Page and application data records
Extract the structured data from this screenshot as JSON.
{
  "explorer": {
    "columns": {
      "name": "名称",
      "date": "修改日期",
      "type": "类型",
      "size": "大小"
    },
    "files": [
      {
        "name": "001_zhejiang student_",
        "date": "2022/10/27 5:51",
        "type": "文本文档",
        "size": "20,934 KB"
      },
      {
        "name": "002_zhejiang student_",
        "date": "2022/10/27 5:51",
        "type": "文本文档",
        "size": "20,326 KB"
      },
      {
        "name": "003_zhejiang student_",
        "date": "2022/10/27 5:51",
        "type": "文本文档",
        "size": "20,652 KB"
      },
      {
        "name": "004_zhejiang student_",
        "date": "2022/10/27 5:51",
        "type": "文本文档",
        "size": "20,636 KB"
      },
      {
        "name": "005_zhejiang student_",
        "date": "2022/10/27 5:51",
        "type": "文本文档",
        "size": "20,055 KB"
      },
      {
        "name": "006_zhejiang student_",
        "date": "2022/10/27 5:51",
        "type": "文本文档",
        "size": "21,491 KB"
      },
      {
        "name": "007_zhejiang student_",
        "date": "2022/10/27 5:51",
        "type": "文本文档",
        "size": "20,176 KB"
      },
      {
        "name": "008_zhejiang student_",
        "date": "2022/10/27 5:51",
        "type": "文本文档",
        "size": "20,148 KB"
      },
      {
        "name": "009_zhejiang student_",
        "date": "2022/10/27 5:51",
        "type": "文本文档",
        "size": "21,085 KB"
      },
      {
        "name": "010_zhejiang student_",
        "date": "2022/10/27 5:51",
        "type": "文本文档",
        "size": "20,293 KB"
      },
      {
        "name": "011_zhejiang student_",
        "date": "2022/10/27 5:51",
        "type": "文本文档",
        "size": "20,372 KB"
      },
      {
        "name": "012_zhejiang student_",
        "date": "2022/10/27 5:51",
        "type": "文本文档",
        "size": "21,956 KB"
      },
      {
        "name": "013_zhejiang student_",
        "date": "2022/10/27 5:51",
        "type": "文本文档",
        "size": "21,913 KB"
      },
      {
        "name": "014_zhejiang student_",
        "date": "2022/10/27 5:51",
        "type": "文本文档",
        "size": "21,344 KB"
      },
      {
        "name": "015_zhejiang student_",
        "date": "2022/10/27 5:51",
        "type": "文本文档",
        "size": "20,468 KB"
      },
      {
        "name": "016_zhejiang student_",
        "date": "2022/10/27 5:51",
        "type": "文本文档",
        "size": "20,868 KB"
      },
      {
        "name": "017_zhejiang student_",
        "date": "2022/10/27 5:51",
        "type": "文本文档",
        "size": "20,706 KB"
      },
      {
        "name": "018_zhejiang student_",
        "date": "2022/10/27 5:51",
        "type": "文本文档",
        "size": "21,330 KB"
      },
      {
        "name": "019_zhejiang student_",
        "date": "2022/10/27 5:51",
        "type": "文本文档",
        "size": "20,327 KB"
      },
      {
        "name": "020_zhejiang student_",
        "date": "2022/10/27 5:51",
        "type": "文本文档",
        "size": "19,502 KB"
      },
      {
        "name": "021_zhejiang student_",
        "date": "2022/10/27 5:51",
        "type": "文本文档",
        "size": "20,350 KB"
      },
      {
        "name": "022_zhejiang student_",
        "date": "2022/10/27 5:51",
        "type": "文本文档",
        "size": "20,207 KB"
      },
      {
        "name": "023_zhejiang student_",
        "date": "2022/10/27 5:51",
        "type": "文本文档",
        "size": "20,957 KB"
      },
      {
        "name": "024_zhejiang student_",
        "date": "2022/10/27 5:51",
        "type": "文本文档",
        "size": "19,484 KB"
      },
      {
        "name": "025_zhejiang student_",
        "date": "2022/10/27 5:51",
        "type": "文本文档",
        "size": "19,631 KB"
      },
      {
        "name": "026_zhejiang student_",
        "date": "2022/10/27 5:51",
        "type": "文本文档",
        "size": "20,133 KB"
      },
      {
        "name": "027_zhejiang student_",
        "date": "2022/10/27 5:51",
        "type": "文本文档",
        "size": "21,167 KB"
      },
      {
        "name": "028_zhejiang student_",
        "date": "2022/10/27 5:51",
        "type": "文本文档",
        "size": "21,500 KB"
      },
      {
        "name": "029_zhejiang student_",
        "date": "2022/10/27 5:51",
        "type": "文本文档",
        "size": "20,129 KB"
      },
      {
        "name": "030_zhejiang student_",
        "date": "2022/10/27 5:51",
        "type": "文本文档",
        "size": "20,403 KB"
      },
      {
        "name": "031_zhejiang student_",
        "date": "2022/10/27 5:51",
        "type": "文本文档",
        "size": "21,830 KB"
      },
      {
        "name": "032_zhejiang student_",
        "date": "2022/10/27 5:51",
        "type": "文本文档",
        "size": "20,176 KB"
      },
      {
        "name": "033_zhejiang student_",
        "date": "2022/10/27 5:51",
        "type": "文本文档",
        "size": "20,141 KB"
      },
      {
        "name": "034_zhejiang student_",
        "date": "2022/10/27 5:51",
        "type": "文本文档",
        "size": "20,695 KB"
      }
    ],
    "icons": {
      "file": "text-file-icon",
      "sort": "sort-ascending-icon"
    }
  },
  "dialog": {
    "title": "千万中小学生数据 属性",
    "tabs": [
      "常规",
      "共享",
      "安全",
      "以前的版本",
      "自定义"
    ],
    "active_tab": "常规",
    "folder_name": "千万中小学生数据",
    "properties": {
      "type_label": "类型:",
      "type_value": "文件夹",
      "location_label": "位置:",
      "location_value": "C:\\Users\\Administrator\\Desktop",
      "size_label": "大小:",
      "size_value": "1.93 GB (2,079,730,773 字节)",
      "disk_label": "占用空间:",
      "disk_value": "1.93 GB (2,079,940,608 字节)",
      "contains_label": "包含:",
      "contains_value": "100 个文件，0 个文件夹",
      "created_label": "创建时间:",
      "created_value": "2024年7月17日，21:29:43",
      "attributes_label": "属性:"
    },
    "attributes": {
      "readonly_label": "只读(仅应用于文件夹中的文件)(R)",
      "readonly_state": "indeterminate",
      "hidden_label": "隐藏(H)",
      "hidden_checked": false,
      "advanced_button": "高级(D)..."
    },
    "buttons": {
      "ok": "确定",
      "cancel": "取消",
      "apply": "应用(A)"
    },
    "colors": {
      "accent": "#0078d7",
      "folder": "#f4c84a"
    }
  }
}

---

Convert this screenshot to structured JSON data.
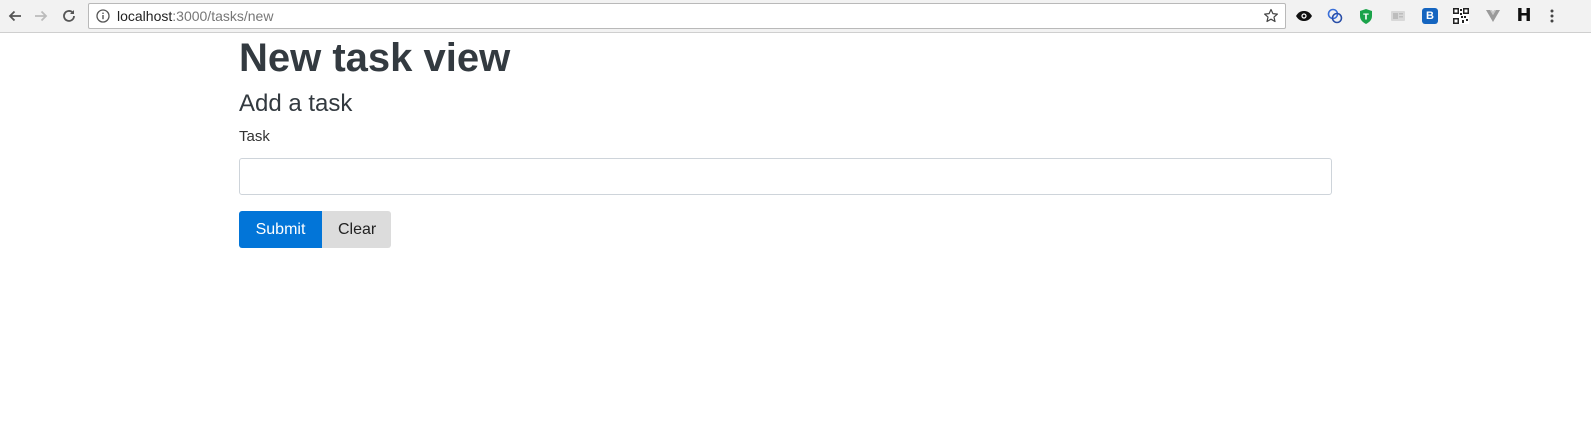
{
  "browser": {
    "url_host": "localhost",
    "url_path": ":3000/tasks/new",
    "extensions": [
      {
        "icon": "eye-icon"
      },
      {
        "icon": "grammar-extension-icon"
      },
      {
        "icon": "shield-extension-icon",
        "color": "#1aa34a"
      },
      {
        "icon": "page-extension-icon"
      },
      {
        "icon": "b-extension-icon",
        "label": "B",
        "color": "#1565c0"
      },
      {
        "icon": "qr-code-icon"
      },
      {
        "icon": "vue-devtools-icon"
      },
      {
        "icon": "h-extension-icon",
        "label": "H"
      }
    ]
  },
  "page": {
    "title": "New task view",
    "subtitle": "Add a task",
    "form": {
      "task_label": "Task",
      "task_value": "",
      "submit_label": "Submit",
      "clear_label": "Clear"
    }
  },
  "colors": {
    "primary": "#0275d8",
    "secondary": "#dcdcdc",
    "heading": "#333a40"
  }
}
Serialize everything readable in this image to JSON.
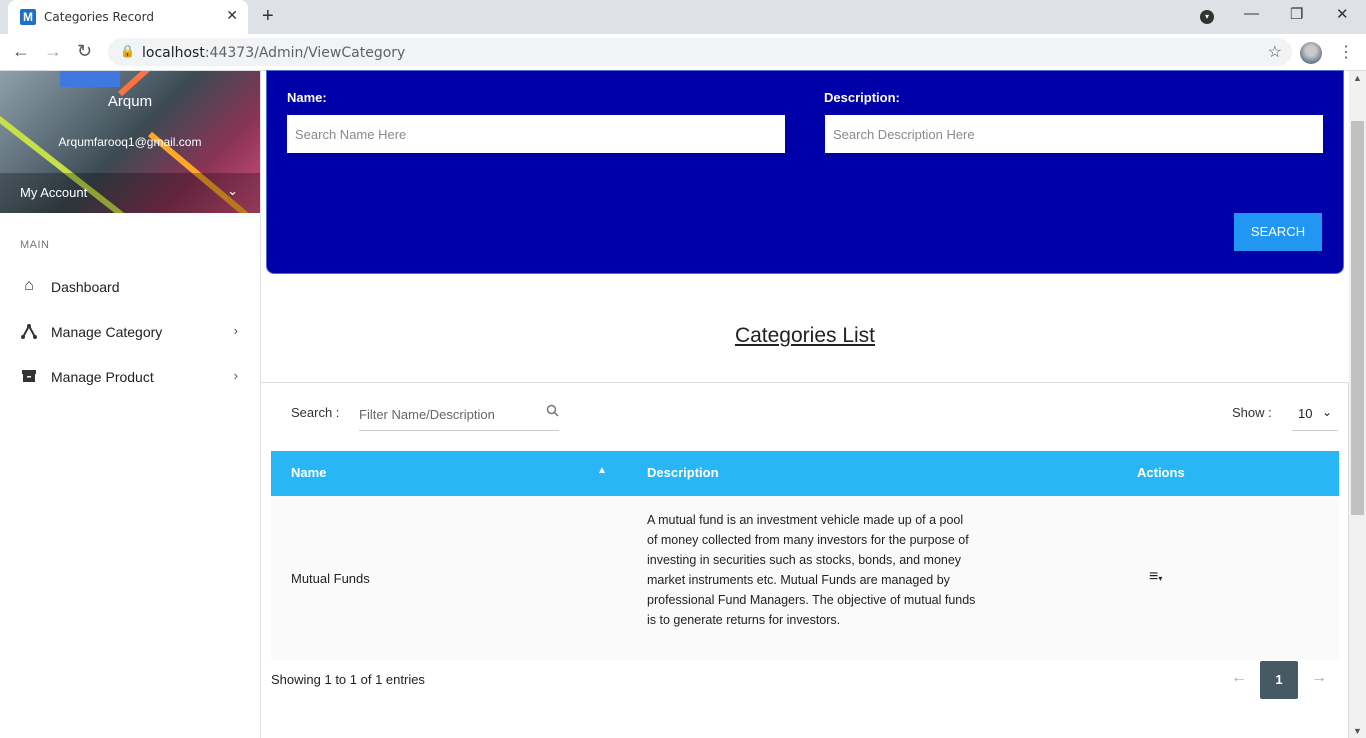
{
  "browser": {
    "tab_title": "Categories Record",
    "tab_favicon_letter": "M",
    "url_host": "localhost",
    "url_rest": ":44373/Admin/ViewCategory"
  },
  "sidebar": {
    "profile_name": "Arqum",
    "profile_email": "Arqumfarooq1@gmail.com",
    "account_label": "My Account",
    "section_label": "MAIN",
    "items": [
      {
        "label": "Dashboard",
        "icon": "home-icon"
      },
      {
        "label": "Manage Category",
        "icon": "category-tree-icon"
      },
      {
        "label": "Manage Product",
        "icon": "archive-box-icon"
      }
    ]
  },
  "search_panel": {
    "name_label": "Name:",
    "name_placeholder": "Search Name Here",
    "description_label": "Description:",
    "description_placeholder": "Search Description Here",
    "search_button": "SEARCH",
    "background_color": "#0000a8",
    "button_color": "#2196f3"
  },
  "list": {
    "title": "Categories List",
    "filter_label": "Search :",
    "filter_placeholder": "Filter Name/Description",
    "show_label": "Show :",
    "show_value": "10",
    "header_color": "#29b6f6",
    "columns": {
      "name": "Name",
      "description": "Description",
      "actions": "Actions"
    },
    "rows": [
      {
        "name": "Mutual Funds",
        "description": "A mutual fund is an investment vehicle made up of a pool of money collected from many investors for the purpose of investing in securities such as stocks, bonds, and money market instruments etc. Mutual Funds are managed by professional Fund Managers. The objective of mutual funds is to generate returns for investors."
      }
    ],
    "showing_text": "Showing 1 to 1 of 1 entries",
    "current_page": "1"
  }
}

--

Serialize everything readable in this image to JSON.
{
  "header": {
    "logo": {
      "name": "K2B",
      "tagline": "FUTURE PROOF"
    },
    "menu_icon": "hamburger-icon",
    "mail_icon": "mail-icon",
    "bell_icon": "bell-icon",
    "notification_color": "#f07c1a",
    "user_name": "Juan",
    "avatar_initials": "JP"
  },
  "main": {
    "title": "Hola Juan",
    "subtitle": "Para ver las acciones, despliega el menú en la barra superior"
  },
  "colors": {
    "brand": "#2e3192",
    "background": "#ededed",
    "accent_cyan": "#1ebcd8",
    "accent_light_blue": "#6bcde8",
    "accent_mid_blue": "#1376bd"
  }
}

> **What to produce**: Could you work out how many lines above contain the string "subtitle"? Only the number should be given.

> **Final answer**: 2